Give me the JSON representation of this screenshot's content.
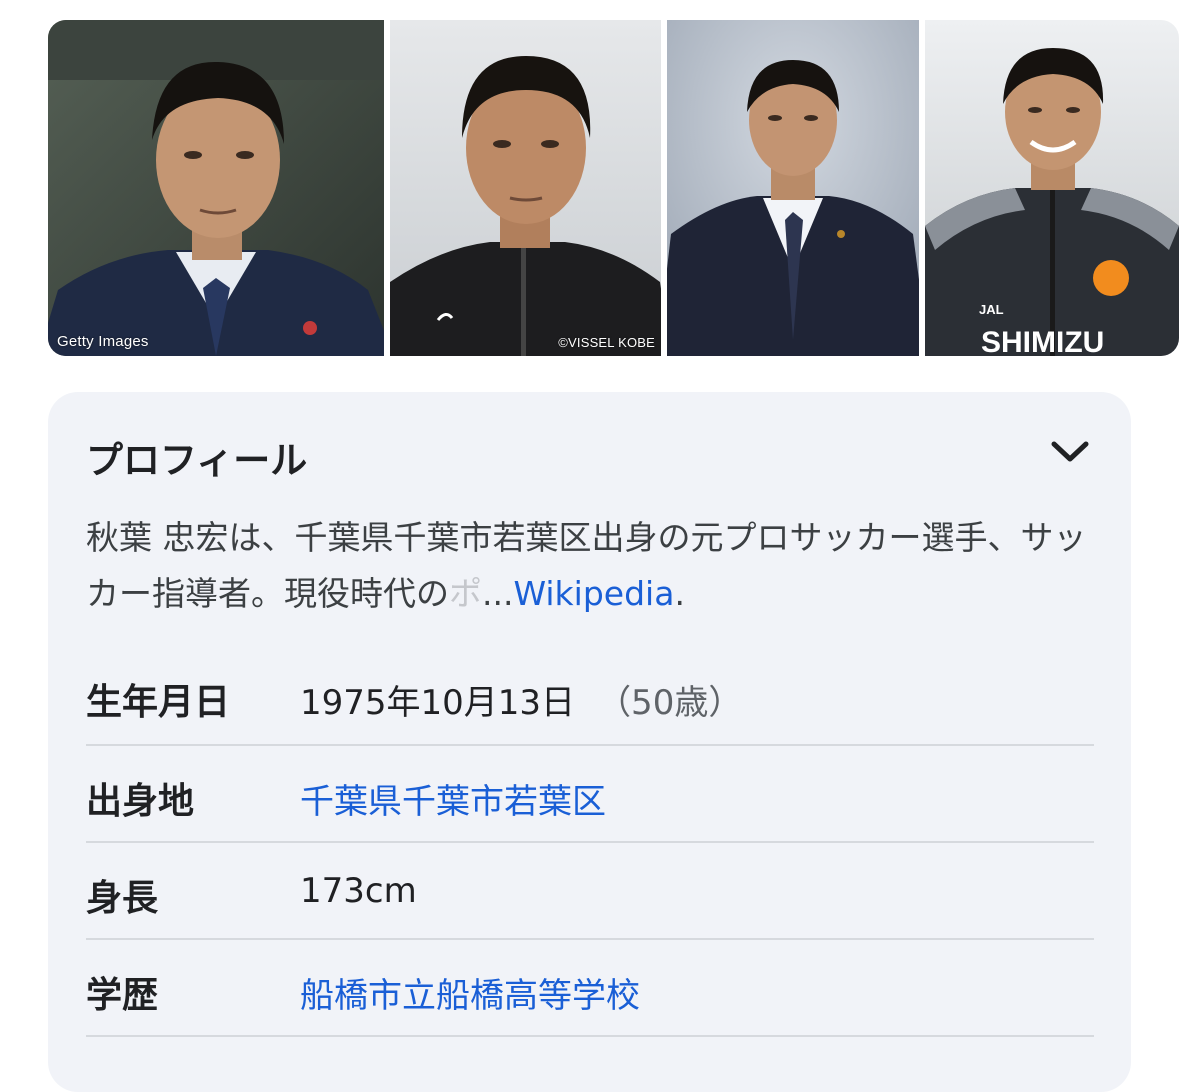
{
  "gallery": {
    "images": [
      {
        "name": "photo-suit-getty",
        "credit": "Getty Images"
      },
      {
        "name": "photo-vissel-kobe",
        "credit": "©VISSEL KOBE"
      },
      {
        "name": "photo-suit-grey-background",
        "credit": ""
      },
      {
        "name": "photo-shimizu-jersey",
        "jersey_text": "SHIMIZU",
        "sponsor_text": "JAL"
      }
    ]
  },
  "profile": {
    "title": "プロフィール",
    "description_text": "秋葉 忠宏は、千葉県千葉市若葉区出身の元プロサッカー選手、サッカー指導者。現役時代の",
    "description_fade": "ポ",
    "ellipsis": "...",
    "source_link": "Wikipedia",
    "source_suffix": ".",
    "rows": [
      {
        "label": "生年月日",
        "value": "1975年10月13日",
        "extra": "（50歳）",
        "link": false
      },
      {
        "label": "出身地",
        "value": "千葉県千葉市若葉区",
        "link": true
      },
      {
        "label": "身長",
        "value": "173cm",
        "link": false
      },
      {
        "label": "学歴",
        "value": "船橋市立船橋高等学校",
        "link": true
      }
    ]
  },
  "colors": {
    "link": "#1a5fd6",
    "card_background": "#f1f3f8",
    "divider": "#d6d9de"
  },
  "icons": {
    "expand": "chevron-down-icon"
  }
}
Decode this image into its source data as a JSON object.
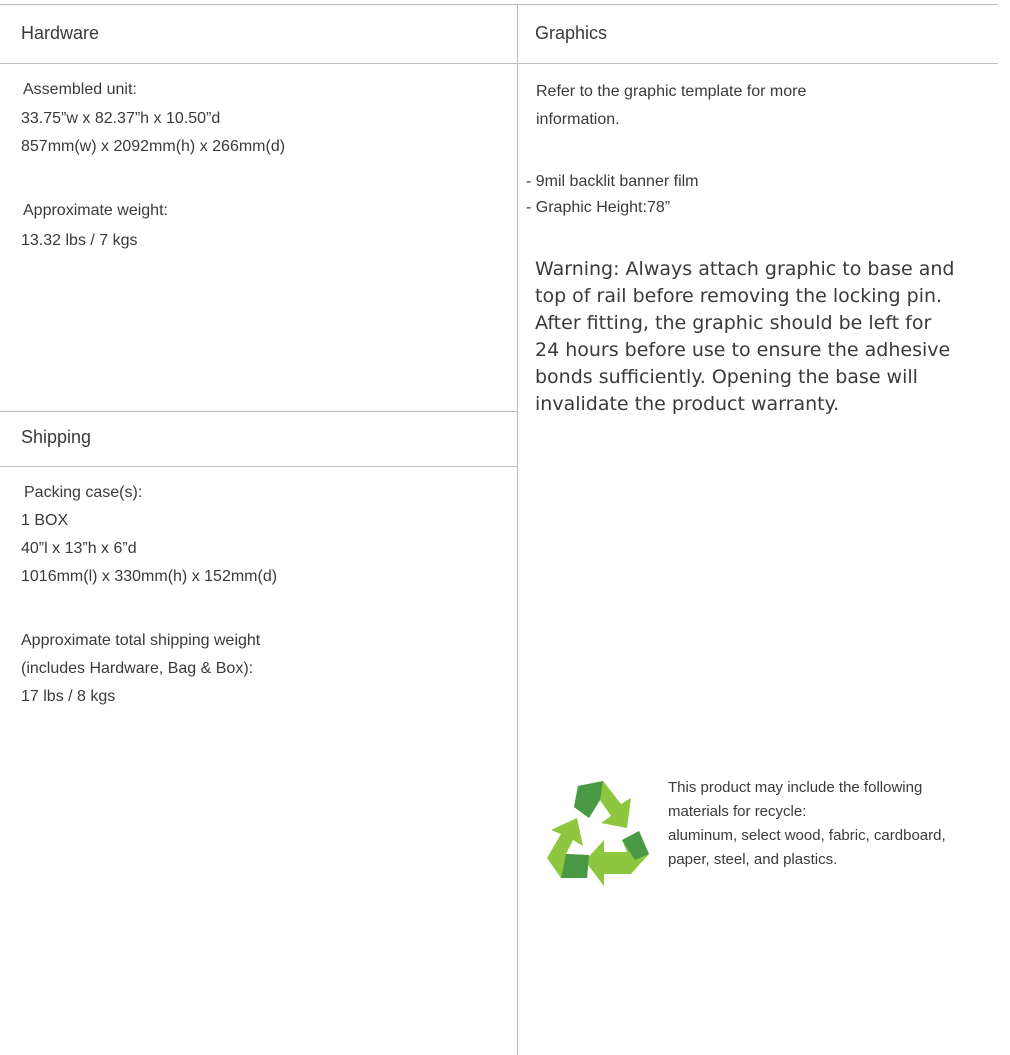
{
  "hardware": {
    "title": "Hardware",
    "assembled_label": "Assembled unit:",
    "dims_in": "33.75”w x 82.37”h x 10.50”d",
    "dims_mm": "857mm(w) x 2092mm(h) x 266mm(d)",
    "weight_label": "Approximate weight:",
    "weight_value": "13.32 lbs /  7 kgs"
  },
  "graphics": {
    "title": "Graphics",
    "refer_line1": "Refer to the graphic template for more",
    "refer_line2": "information.",
    "spec1": "- 9mil backlit banner film",
    "spec2": "- Graphic Height:78”",
    "warning_lines": [
      "Warning: Always attach graphic to base and",
      "top of rail before removing the locking pin.",
      "After fitting, the graphic should be left for",
      "24 hours before use to ensure the adhesive",
      "bonds sufficiently. Opening the base will",
      "invalidate the product warranty."
    ]
  },
  "shipping": {
    "title": "Shipping",
    "case_label": "Packing case(s):",
    "box_count": "1 BOX",
    "dims_in": "40”l x 13”h x 6”d",
    "dims_mm": "1016mm(l) x 330mm(h) x 152mm(d)",
    "weight_label1": "Approximate total shipping weight",
    "weight_label2": "(includes Hardware, Bag & Box):",
    "weight_value": "17 lbs / 8 kgs"
  },
  "recycle": {
    "icon": "recycle-icon",
    "colors": {
      "dark": "#4a9a45",
      "light": "#8dc63f"
    },
    "lines": [
      "This product may include the following",
      "materials for recycle:",
      "aluminum, select wood, fabric, cardboard,",
      "paper, steel, and plastics."
    ]
  }
}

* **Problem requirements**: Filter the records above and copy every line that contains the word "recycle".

* **Exercise result**:
  "recycle": {
    "icon": "recycle-icon",
      "materials for recycle:",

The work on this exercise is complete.